When I first came to Boleslawiec the Voidovod, Piotr Roman, put me up in the Piast Hotel. Close to the main square, the Piast was and remains a piece of Communist history: plumbing, brown paint, service and all. It was here that I watched Andrzej Lepper come into the dining room for breakfast, saw the waitress double take, saw Lepper`s look of shock as he realised that no one else in the room recognised him, saw him withdraw only to try again with the same result. The explanation was simple. All the other guests were GI wives who had come on an excursion from Germany to buy Boleslawiec pottery. Lepper went without breakfast that day. Anonymity was too much to bear.
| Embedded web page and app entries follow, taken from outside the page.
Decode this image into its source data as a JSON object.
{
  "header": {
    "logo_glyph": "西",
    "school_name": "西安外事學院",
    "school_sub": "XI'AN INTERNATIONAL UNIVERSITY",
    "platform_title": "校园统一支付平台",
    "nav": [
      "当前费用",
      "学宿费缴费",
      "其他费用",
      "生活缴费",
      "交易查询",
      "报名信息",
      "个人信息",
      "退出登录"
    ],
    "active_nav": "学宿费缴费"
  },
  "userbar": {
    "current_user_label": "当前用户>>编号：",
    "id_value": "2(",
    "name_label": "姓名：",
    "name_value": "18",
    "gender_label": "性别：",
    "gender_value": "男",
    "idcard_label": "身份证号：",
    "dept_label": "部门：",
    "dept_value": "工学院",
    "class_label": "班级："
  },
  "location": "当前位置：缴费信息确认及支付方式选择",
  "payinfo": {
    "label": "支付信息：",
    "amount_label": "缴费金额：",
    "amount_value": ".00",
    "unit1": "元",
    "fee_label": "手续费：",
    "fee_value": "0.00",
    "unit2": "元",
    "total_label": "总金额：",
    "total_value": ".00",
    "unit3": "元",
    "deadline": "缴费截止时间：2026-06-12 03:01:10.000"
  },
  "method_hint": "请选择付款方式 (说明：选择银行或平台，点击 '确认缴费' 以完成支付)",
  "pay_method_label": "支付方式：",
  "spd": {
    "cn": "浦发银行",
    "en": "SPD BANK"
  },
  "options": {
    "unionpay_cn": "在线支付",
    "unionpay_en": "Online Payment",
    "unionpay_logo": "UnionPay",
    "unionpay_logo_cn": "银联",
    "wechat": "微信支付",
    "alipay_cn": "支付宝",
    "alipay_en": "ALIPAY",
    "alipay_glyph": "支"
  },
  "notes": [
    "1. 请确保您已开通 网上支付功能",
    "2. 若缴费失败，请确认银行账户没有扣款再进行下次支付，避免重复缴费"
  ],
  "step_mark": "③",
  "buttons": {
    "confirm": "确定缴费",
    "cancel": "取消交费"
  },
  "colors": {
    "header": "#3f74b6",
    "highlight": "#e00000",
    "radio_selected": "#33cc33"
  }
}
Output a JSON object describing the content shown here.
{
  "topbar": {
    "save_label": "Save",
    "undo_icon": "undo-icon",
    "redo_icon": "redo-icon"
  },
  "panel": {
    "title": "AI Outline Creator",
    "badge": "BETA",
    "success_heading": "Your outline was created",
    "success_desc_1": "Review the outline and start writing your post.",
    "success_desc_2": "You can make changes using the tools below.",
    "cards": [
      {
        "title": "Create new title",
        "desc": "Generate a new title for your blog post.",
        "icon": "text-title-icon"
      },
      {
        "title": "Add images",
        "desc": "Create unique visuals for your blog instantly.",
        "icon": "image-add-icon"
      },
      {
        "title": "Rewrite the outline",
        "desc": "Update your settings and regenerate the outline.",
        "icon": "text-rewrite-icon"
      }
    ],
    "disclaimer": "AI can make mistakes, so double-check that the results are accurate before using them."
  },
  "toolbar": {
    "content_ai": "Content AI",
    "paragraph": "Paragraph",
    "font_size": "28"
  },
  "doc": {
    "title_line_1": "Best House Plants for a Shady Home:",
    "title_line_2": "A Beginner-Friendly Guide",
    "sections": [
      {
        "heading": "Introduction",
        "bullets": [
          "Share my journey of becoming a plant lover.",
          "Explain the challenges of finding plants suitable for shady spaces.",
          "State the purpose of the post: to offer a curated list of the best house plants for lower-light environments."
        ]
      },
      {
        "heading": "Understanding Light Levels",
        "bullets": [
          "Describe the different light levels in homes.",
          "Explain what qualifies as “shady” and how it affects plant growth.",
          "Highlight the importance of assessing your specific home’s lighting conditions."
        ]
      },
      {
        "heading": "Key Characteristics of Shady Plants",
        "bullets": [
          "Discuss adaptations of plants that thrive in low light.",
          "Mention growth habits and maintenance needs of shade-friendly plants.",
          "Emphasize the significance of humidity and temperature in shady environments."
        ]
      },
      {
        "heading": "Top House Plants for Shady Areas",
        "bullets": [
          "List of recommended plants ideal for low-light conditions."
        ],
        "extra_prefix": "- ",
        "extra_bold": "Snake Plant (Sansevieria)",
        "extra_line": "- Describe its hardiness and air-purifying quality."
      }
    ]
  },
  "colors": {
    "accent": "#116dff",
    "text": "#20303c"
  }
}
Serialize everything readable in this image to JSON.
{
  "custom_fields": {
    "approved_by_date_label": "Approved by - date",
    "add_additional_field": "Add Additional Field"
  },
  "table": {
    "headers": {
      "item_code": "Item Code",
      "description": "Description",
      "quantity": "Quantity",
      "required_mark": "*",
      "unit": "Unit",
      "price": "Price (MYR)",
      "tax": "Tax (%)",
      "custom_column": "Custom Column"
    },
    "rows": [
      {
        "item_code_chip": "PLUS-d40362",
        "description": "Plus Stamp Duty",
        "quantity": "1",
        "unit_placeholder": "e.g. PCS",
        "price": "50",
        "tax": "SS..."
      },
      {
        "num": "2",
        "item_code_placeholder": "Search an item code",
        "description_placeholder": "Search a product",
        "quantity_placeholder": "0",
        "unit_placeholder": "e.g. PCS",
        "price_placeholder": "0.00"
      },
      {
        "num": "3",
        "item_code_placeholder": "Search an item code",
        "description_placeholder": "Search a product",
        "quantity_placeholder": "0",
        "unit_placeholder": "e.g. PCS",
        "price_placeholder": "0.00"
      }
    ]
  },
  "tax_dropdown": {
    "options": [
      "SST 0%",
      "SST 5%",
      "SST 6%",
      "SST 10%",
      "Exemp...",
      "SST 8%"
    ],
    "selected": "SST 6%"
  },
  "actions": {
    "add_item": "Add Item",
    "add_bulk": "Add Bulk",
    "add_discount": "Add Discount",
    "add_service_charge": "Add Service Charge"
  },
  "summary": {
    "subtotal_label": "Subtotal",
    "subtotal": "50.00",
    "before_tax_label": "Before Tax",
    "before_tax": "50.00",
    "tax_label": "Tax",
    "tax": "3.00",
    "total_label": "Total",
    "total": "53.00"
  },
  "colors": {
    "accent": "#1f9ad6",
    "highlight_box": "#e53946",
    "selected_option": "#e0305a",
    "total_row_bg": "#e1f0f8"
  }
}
After a few visits to Boleslawiec I discovered the Shanghai. Chinsy and full of English furniture bought at house clearances in southern England, it was a 19th century German villa transformed into an uncomfortable cross between a better class Chinese restaurant and a Home Counties executive home. The owner was an Anglo-Pole called Stefan. The more I got to know Stefan the more I had my doubts about his provenence but on first encounter I was thrilled to have found him. When I told Roman about my discovery, a look of disapproval crossed his face. It took a little while to discover the reasons for this.
Stefan said that his Polish father had been with the RAF. I forget who his mother was. He had spent a lot of his time in Brighton. Though not the marrying kind, he had married an older woman who lived in Sussex Square and had some money. At some point, they moved to Henfield and owned a substantial Georgian house in the High Street from where he ran a building business. I seem to remember Stefan telling me that when his wife died there was some problem with her family over money and jewellery. Whatever the case, he came to Poland with enough to buy a number of historic houses which he wanted to convert into hotels. One was the Palac at Grodiez, a splendid early 18th century mansion a few miles from Boleslawiec, where Hitler planned his invasion of Russia. All these houses were in terrible condition and I suspect that the Shanghai was the only house he had the funds to restore to any sort of condition. Whatever the décor, it was infinitely preferable to the Piast. So, on my next visit I stayed there.